The typically larger front element of the f/2.8 lens mean that when stopped down to f/8 the aberrations introduced on the edges of the larger objective are blocked by the aperture blades. Since these aberrations increase in severity with an increase in the diameter of the front element when shot at maximum aperture most telephoto f/2.8 lenses have more extensive aberration correction than narrower aperture lenses of the same focal length. It is theoretically possible to make an uncorrected f/2.8 telephoto lens that would have poor image quality and would be outperformed by a good f/4 lens, but the market doesn't demand such a lens. Almost all constant aperture f/2.8 telephoto zoom lenses and f/2.8 telephoto prime lenses are of very good optical quality because the market demands it.
In general, with long telephoto lenses the larger aperture models will slightly outperform their smaller aperture counterparts when both are from the same manufacturer and the same generation of lens design.
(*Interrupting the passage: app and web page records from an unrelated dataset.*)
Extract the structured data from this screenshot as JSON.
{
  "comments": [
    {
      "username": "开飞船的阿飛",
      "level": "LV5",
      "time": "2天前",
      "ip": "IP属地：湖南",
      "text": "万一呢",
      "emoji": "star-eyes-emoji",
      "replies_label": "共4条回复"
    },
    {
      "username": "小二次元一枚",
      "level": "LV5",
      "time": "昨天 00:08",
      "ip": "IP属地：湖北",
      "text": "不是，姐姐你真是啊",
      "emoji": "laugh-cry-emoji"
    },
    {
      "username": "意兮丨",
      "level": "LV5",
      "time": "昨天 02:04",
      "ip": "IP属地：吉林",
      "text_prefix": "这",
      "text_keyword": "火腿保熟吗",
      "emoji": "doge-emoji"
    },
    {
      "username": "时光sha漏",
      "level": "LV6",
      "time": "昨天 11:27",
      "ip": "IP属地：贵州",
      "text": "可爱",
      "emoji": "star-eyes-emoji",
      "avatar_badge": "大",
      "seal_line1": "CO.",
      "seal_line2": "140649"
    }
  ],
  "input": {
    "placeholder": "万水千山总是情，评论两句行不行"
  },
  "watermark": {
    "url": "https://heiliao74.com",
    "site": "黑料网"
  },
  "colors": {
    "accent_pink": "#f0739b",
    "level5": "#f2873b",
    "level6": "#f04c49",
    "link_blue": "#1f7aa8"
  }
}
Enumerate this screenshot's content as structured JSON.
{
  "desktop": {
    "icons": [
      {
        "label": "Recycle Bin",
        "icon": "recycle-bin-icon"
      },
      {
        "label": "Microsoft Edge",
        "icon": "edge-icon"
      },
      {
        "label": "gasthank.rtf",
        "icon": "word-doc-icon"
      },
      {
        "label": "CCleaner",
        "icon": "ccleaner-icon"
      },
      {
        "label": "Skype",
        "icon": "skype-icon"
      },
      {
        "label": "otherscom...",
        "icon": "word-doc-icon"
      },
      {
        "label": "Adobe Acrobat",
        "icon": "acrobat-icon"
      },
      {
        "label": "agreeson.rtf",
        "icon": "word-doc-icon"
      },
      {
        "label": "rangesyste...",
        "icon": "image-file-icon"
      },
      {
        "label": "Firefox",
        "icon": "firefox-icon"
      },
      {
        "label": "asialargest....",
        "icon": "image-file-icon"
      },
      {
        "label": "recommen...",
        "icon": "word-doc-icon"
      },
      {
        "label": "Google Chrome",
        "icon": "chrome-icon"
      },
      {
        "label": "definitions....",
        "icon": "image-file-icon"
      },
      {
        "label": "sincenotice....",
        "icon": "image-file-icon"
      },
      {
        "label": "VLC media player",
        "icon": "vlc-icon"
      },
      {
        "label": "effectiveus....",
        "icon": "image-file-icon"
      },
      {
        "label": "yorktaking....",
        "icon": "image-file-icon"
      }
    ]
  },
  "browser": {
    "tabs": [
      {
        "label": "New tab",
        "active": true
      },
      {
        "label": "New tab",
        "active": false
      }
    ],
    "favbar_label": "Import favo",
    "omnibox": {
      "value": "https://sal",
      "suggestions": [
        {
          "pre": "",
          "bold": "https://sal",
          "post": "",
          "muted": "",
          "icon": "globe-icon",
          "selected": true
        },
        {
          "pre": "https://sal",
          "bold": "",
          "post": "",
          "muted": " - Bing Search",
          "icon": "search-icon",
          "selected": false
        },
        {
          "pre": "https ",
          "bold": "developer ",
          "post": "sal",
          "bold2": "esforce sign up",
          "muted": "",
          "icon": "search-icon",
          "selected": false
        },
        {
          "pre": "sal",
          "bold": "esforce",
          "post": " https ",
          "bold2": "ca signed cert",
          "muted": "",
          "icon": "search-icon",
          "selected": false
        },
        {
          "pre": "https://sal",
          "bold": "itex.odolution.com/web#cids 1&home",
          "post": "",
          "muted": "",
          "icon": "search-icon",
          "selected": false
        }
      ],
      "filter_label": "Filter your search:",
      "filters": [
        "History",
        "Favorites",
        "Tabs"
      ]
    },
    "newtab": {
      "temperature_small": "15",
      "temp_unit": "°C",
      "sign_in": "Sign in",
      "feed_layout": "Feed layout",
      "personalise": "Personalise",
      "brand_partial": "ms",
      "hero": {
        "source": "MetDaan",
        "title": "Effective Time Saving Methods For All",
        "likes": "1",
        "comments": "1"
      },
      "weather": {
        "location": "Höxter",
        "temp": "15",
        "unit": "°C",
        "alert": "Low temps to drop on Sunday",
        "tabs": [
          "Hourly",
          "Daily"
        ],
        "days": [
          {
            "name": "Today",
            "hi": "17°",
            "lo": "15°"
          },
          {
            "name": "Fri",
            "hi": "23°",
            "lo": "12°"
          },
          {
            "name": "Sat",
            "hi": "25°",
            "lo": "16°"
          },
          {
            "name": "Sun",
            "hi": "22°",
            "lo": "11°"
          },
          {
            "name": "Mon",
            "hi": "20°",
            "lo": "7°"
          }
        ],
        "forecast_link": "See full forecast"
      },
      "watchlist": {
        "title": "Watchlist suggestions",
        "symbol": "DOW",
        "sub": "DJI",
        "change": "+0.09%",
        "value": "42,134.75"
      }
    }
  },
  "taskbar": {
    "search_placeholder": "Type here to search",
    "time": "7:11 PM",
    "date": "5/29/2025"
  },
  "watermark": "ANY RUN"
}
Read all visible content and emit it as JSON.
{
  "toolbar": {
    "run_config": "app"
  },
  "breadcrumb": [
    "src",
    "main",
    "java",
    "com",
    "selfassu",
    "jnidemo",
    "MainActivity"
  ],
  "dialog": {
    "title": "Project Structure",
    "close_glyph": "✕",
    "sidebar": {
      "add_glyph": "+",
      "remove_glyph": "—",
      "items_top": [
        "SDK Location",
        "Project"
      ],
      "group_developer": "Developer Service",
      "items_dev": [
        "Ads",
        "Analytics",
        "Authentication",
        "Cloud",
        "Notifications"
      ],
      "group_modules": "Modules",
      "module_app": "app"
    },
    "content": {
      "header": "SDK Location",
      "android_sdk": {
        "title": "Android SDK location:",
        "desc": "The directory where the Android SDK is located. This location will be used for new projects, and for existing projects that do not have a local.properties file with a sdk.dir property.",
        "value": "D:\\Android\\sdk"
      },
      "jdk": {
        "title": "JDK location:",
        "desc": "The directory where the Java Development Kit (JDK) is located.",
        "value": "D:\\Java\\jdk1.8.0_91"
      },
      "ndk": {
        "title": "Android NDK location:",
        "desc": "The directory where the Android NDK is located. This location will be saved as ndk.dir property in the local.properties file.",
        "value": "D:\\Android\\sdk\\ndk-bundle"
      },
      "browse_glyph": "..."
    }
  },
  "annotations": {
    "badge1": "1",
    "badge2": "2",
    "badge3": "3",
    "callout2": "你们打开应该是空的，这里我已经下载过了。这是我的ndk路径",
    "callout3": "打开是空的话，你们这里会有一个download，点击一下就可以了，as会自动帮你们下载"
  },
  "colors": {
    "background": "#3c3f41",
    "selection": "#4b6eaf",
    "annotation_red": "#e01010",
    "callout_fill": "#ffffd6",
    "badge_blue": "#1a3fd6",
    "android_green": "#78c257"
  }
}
But there are no real "consumer grade" first party lenses in the prime supertelephoto category with which to compare them. They're all very well corrected. (There are much cheaper third party fixed narrower aperture mirror lenses with lower optical quality and very cheap fixed narrow aperture refractive lenses with abysmal optical performance because there are few, if any aberration corrections in the design of the lens.)
With wider angle lenses it is usually the case that optical quality compromises must be made to allow wider apertures at such wide angles of view if field curvature is to be corrected to a flatter field of focus. It is much easier to correct a narrower aperture wide angle lens for field curvature than to correct a wider aperture wide angle lens for field curvature.
Depending on their intended usage, some wide aperture prime lenses in the 50-85mm focal length range do not correct for field curvature. When tested at a single focus distance optimized for the center using a flat test chart as a target these lenses appear to be very soft on the edges and in the corners. But often they are very sharp on the edges and in the corners, just not at the same focus distance as the center of the field of view because the shape of the sharpest focus at any point in the frame is part of a sphere.
Lenses corrected for field curvature to give them a flatter field of focus (often called plane of focus though that is somewhat of a misnomer for all but a pinhole camera - no lens is perfectly corrected for field curvature) will do much better across the entire field when tested using a flat target at a single focus distance. Such well corrected lenses tend to produce bokeh that is harsher or 'busier' than lenses less corrected for field curvature. Thus, a lens like the EF 85mm f/1.2L II which is not well corrected for field curvature has a distinctively smooth bokeh on the edges of the frame, but is totally unsuitable for flat field work, such as document/art reproduction.